Repeat verbatim each line from the line with "What data populates" to the end of the entries. Pictures do not belong in the copy.

◇ ◇ ◇ ◇ ◇ ◇ ◇

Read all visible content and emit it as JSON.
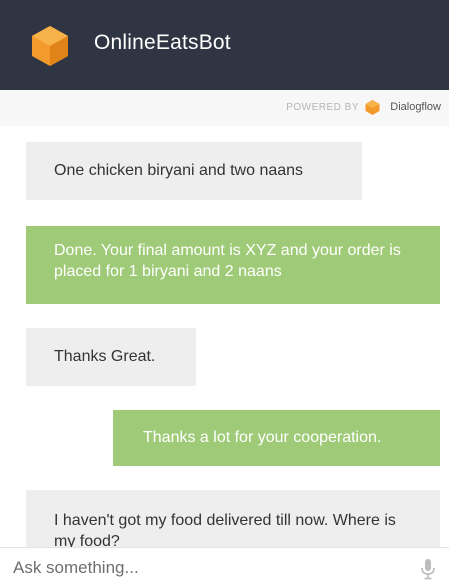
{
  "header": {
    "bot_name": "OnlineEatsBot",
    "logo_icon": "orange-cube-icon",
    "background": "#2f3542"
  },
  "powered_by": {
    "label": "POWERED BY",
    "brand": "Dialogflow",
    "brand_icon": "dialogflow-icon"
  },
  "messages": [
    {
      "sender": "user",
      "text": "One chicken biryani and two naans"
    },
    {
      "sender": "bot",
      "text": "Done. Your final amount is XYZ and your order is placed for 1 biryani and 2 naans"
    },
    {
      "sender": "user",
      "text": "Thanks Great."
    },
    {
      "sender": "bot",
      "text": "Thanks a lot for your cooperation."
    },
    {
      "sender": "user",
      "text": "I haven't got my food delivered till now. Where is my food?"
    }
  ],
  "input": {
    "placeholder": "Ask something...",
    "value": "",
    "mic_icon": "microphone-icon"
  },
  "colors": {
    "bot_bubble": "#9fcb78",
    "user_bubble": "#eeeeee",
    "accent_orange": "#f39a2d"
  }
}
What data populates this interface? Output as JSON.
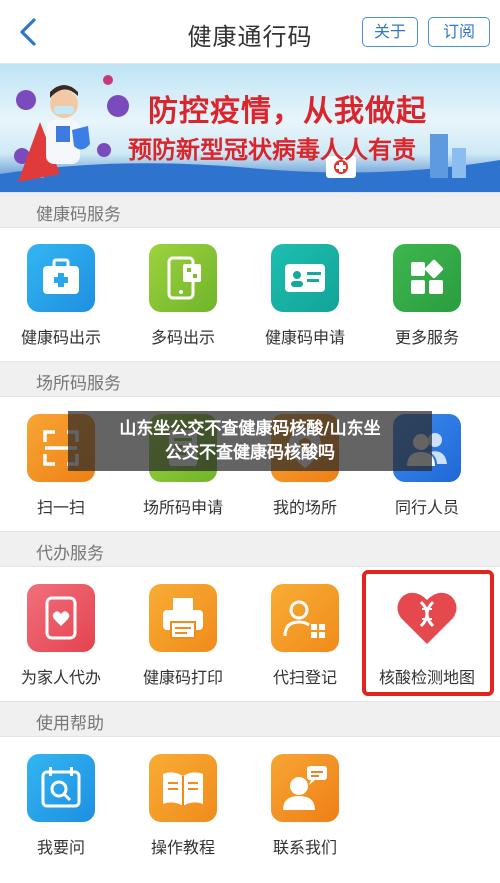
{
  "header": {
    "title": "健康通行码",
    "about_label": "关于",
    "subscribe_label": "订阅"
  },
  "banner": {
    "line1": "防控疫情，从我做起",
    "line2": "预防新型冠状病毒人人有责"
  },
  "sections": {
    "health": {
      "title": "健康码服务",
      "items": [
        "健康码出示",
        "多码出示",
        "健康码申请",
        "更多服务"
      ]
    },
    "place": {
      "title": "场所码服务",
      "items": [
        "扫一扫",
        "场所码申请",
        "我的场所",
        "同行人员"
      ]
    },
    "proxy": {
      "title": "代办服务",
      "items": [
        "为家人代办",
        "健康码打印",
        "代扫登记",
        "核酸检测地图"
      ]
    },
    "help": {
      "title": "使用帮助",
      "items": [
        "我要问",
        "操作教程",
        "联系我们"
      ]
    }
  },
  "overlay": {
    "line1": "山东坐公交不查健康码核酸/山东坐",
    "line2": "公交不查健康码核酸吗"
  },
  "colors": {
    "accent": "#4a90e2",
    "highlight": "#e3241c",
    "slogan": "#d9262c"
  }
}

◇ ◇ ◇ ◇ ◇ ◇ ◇

→ **RESPONSE AREA**
What data populates this interface? Output as JSON.
{
  "header": {
    "title": "健康通行码",
    "about_label": "关于",
    "subscribe_label": "订阅"
  },
  "banner": {
    "line1": "防控疫情，从我做起",
    "line2": "预防新型冠状病毒人人有责"
  },
  "sections": {
    "health": {
      "title": "健康码服务",
      "items": [
        "健康码出示",
        "多码出示",
        "健康码申请",
        "更多服务"
      ]
    },
    "place": {
      "title": "场所码服务",
      "items": [
        "扫一扫",
        "场所码申请",
        "我的场所",
        "同行人员"
      ]
    },
    "proxy": {
      "title": "代办服务",
      "items": [
        "为家人代办",
        "健康码打印",
        "代扫登记",
        "核酸检测地图"
      ]
    },
    "help": {
      "title": "使用帮助",
      "items": [
        "我要问",
        "操作教程",
        "联系我们"
      ]
    }
  },
  "overlay": {
    "line1": "山东坐公交不查健康码核酸/山东坐",
    "line2": "公交不查健康码核酸吗"
  },
  "colors": {
    "accent": "#4a90e2",
    "highlight": "#e3241c",
    "slogan": "#d9262c"
  }
}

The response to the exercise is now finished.